Artist: Elizabeth Williams 

Vicente Zambada became the latest in a parade of cooperators to testify as government witnesses in the conspiracy case against Guzman in federal court in Brooklyn. Like the others, he described the rampant violence and greed that accompanied Guzman’s rise to power atop the Sinaloa cartel.

El Chapo  flanked by his defense team,  listens to Vincente Zambada during his testimony. 
( Click on image to see larger )
El 
                                                                                   

Lawyers for Guzman – who was sent to the United States in 2017 after gaining notoriety for twice escaping Mexican jails – have sought to portray the cooperators as shady opportunists willing to exaggerate their client’s involvement in the drug trade to earn breaks in their own cases.

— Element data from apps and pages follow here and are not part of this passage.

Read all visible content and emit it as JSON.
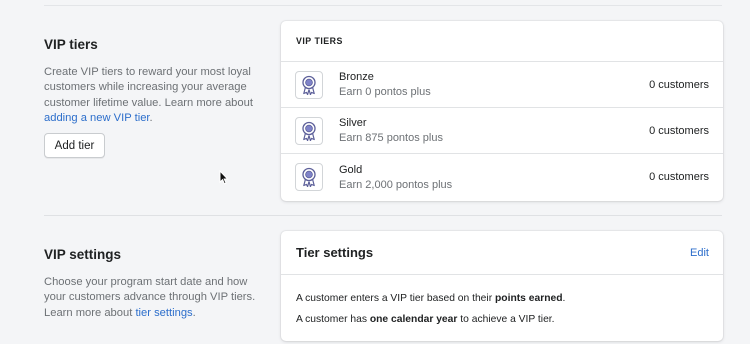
{
  "vip_tiers_section": {
    "title": "VIP tiers",
    "description": "Create VIP tiers to reward your most loyal customers while increasing your average customer lifetime value. Learn more about ",
    "link_text": "adding a new VIP tier",
    "link_suffix": ".",
    "add_button_label": "Add tier"
  },
  "tiers_card": {
    "header": "VIP TIERS",
    "tiers": [
      {
        "name": "Bronze",
        "requirement": "Earn 0 pontos plus",
        "customers": "0 customers",
        "icon": "medal-icon"
      },
      {
        "name": "Silver",
        "requirement": "Earn 875 pontos plus",
        "customers": "0 customers",
        "icon": "medal-icon"
      },
      {
        "name": "Gold",
        "requirement": "Earn 2,000 pontos plus",
        "customers": "0 customers",
        "icon": "medal-icon"
      }
    ]
  },
  "vip_settings_section": {
    "title": "VIP settings",
    "description": "Choose your program start date and how your customers advance through VIP tiers. Learn more about ",
    "link_text": "tier settings",
    "link_suffix": "."
  },
  "tier_settings_card": {
    "title": "Tier settings",
    "edit_label": "Edit",
    "line1_prefix": "A customer enters a VIP tier based on their ",
    "line1_bold": "points earned",
    "line1_suffix": ".",
    "line2_prefix": "A customer has ",
    "line2_bold": "one calendar year",
    "line2_suffix": " to achieve a VIP tier."
  },
  "colors": {
    "accent": "#2c6ecb",
    "medal": "#5c5f99",
    "page_bg": "#f4f5f7"
  }
}
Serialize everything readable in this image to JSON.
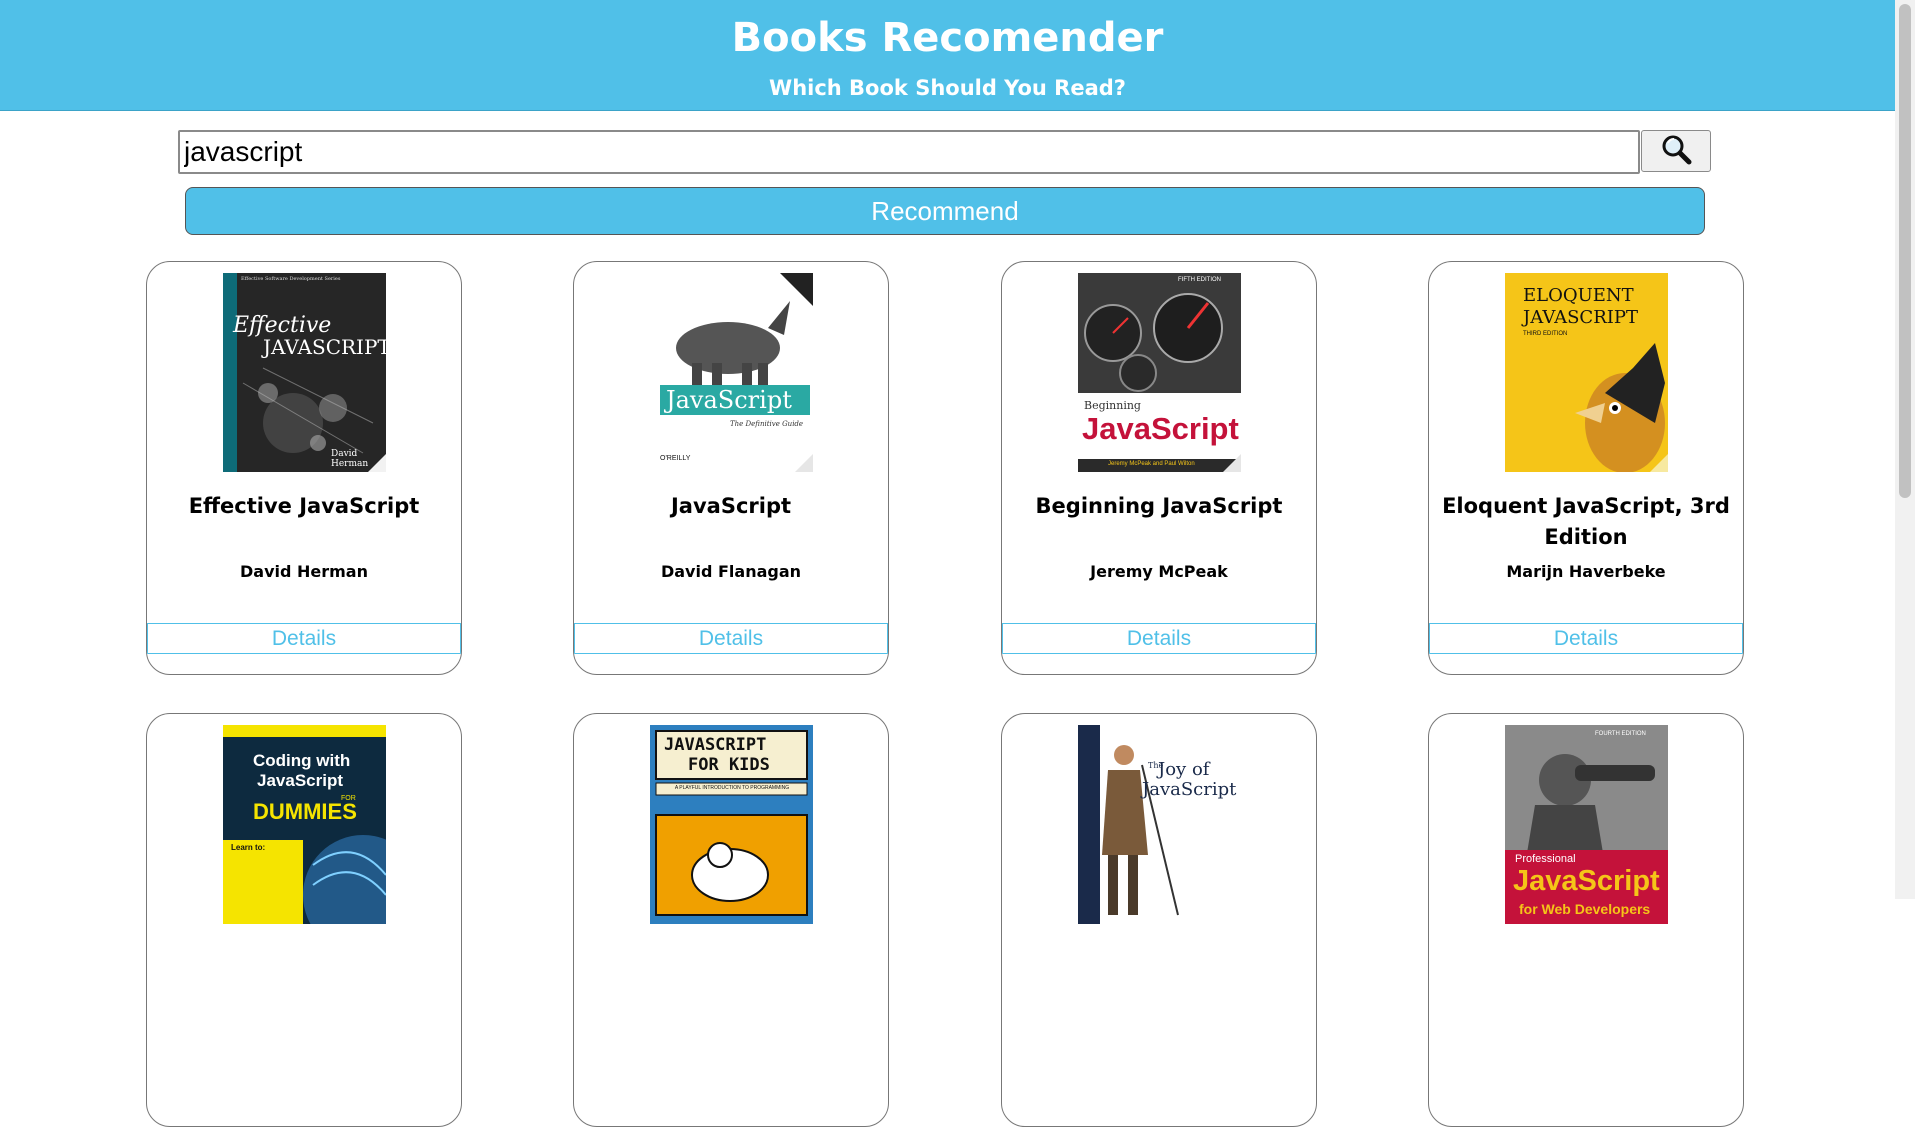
{
  "header": {
    "title": "Books Recomender",
    "subtitle": "Which Book Should You Read?"
  },
  "search": {
    "value": "javascript",
    "icon": "magnifier-icon"
  },
  "recommend_label": "Recommend",
  "books": [
    {
      "title": "Effective JavaScript",
      "author": "David Herman",
      "details_label": "Details",
      "cover_color": "#2a2a2a"
    },
    {
      "title": "JavaScript",
      "author": "David Flanagan",
      "details_label": "Details",
      "cover_color": "#ffffff"
    },
    {
      "title": "Beginning JavaScript",
      "author": "Jeremy McPeak",
      "details_label": "Details",
      "cover_color": "#3a3a3a"
    },
    {
      "title": "Eloquent JavaScript, 3rd Edition",
      "author": "Marijn Haverbeke",
      "details_label": "Details",
      "cover_color": "#f5c518"
    },
    {
      "title": "",
      "author": "",
      "details_label": "",
      "cover_color": "#0d2a3f"
    },
    {
      "title": "",
      "author": "",
      "details_label": "",
      "cover_color": "#f0a000"
    },
    {
      "title": "",
      "author": "",
      "details_label": "",
      "cover_color": "#ffffff"
    },
    {
      "title": "",
      "author": "",
      "details_label": "",
      "cover_color": "#888888"
    }
  ],
  "covers": {
    "effective": {
      "line1": "Effective",
      "line2": "JAVASCRIPT",
      "series": "Effective Software Development Series",
      "author": "David Herman"
    },
    "flanagan": {
      "title": "JavaScript",
      "subtitle": "The Definitive Guide",
      "publisher": "O'REILLY"
    },
    "beginning": {
      "line1": "Beginning",
      "line2": "JavaScript",
      "edition": "FIFTH EDITION",
      "authors": "Jeremy McPeak and Paul Wilton"
    },
    "eloquent": {
      "line1": "ELOQUENT",
      "line2": "JAVASCRIPT",
      "edition": "THIRD EDITION"
    },
    "dummies": {
      "line1": "Coding with",
      "line2": "JavaScript",
      "for": "FOR",
      "brand": "DUMMIES",
      "learn": "Learn to:"
    },
    "kids": {
      "line1": "JAVASCRIPT",
      "line2": "FOR KIDS",
      "tagline": "A PLAYFUL INTRODUCTION TO PROGRAMMING"
    },
    "joy": {
      "the": "The",
      "line1": "Joy of",
      "line2": "JavaScript"
    },
    "professional": {
      "edition": "FOURTH EDITION",
      "line1": "Professional",
      "line2": "JavaScript",
      "line3": "for Web Developers"
    }
  }
}
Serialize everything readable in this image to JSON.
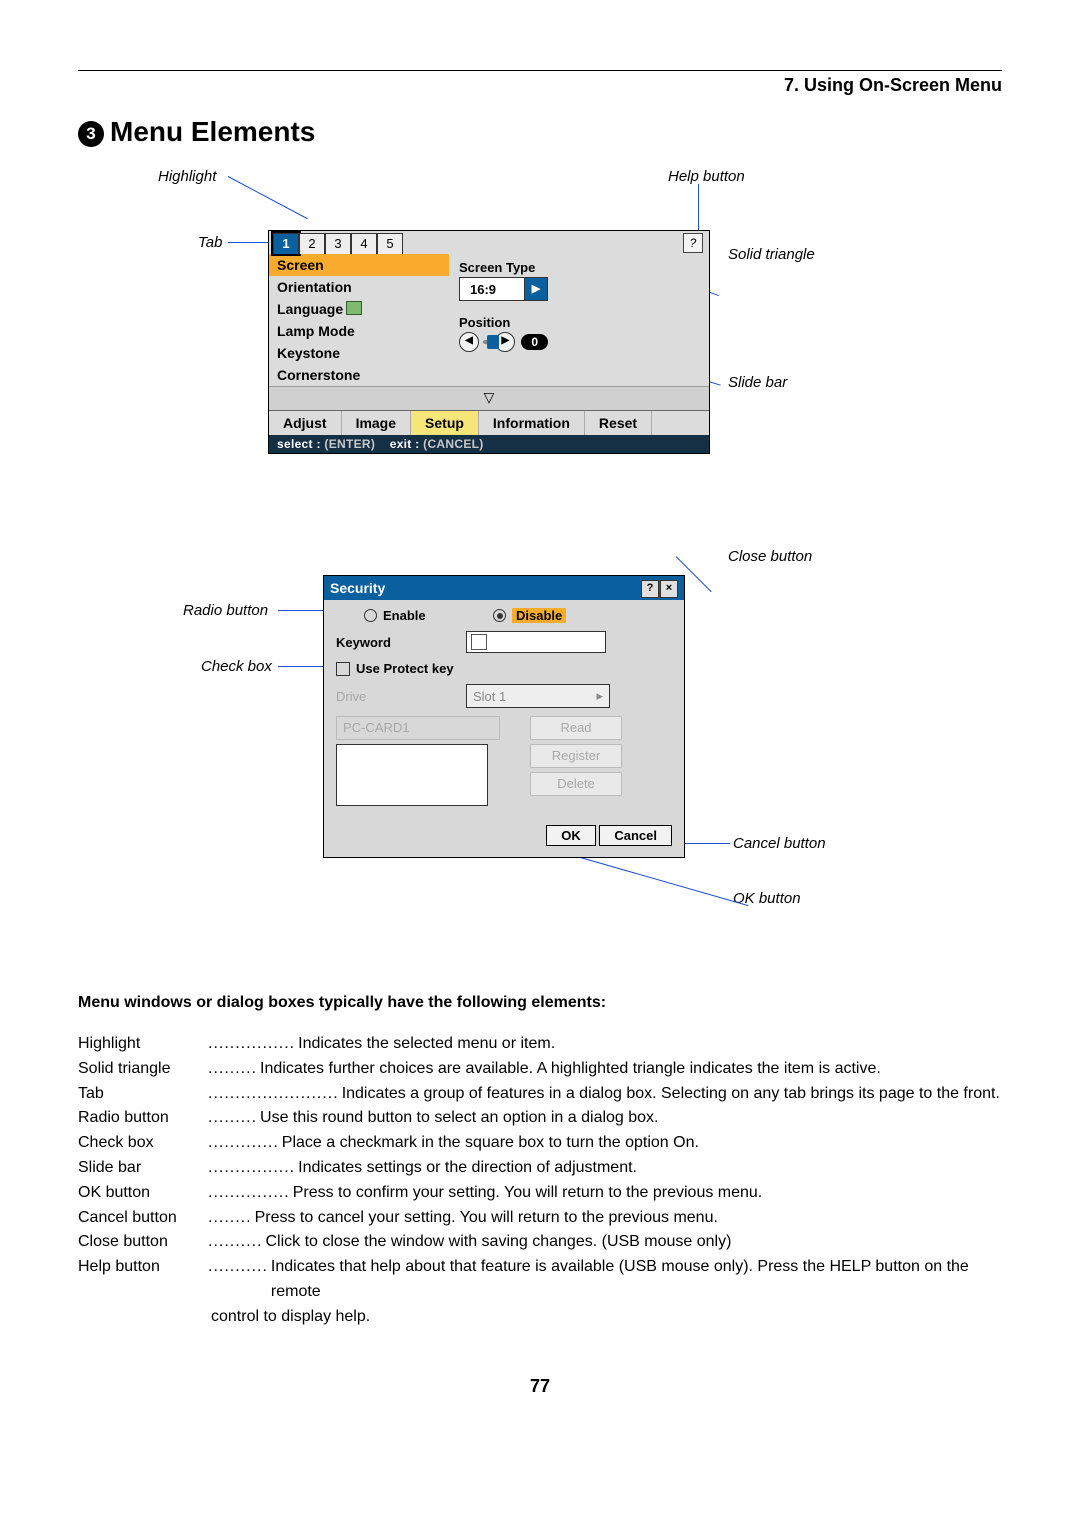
{
  "header": {
    "chapter": "7. Using On-Screen Menu"
  },
  "section": {
    "number": "3",
    "title": "Menu Elements"
  },
  "diagram1": {
    "labels": {
      "highlight": "Highlight",
      "help_button": "Help button",
      "tab": "Tab",
      "solid_triangle": "Solid triangle",
      "slide_bar": "Slide bar"
    },
    "tabs": [
      "1",
      "2",
      "3",
      "4",
      "5"
    ],
    "help_icon": "?",
    "left_items": [
      "Screen",
      "Orientation",
      "Language",
      "Lamp Mode",
      "Keystone",
      "Cornerstone"
    ],
    "screen_type_label": "Screen Type",
    "screen_type_value": "16:9",
    "position_label": "Position",
    "position_value": "0",
    "chevron": "▽",
    "bottom_tabs": [
      "Adjust",
      "Image",
      "Setup",
      "Information",
      "Reset"
    ],
    "footer_select": "select :",
    "footer_enter": "ENTER",
    "footer_exit": "exit :",
    "footer_cancel": "CANCEL"
  },
  "diagram2": {
    "labels": {
      "close_button": "Close button",
      "radio_button": "Radio button",
      "check_box": "Check box",
      "cancel_button": "Cancel button",
      "ok_button": "OK button"
    },
    "title": "Security",
    "enable": "Enable",
    "disable": "Disable",
    "keyword": "Keyword",
    "use_protect": "Use Protect key",
    "drive": "Drive",
    "drive_val": "Slot 1",
    "pc_card": "PC-CARD1",
    "read": "Read",
    "register": "Register",
    "delete": "Delete",
    "ok": "OK",
    "cancel": "Cancel"
  },
  "definitions": {
    "heading": "Menu windows or dialog boxes typically have the following elements:",
    "rows": [
      {
        "term": "Highlight",
        "dots": "................",
        "text": "Indicates the selected menu or item."
      },
      {
        "term": "Solid triangle",
        "dots": ".........",
        "text": "Indicates further choices are available. A highlighted triangle indicates the item is active."
      },
      {
        "term": "Tab",
        "dots": "........................",
        "text": "Indicates a group of features in a dialog box. Selecting on any tab brings its page to the front."
      },
      {
        "term": "Radio button",
        "dots": ".........",
        "text": "Use this round button to select an option in a dialog box."
      },
      {
        "term": "Check box",
        "dots": ".............",
        "text": "Place a checkmark in the square box to turn the option On."
      },
      {
        "term": "Slide bar",
        "dots": "................",
        "text": "Indicates settings or the direction of adjustment."
      },
      {
        "term": "OK button",
        "dots": "...............",
        "text": "Press to confirm your setting. You will return to the previous menu."
      },
      {
        "term": "Cancel button",
        "dots": "........",
        "text": "Press to cancel your setting. You will return to the previous menu."
      },
      {
        "term": "Close button",
        "dots": "..........",
        "text": "Click to close the window with saving changes. (USB mouse only)"
      },
      {
        "term": "Help button",
        "dots": "...........",
        "text": "Indicates that help about that feature is available (USB mouse only). Press the HELP button on the remote"
      }
    ],
    "help_cont": "control to display help."
  },
  "page_number": "77"
}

Zambada, 43, is the son of Ismael “El Mayo” Zambada, another cartel boss who’s still at large. His uncle, former cartel member Jesus Zambada, has also testified at Guzman’s trial.
Vicente Zambada told the jury Thursday about a meeting in the early 1990s where a rival drug gang leader told him he wanted to kill his father and Guzman to avenge a botched hit. At another meeting in the mid-2000s, representatives from corrupt Mexican politicians asked if the cartel could help them ship 100 tons of cocaine in an oil tanker ship, he said.
“They wanted to know if my dad and Chapo could provide that amount of coke,” he said.
“They wanted to know if my dad and Chapo could provide that amount of coke,” he said. said he was arrested before he learned whether the shipment ever occurred.
After Zambada was extradicted to the U.S., his lawyers claimed he had been working for the DEA as a confidential informant even as he was smuggling cocaine. In exchange for inside information on the cartel, he had been promised immunity from prosecution, they said.
Prosecutors denied Zambada’s allegation that there was an immunity deal that was “approved at the highest levels of government.” He later pleaded guilty and agreed to cooperate.
Zambada was to retake the witness stand Friday. The trail, which began in mid-November, is expected to continue into next month.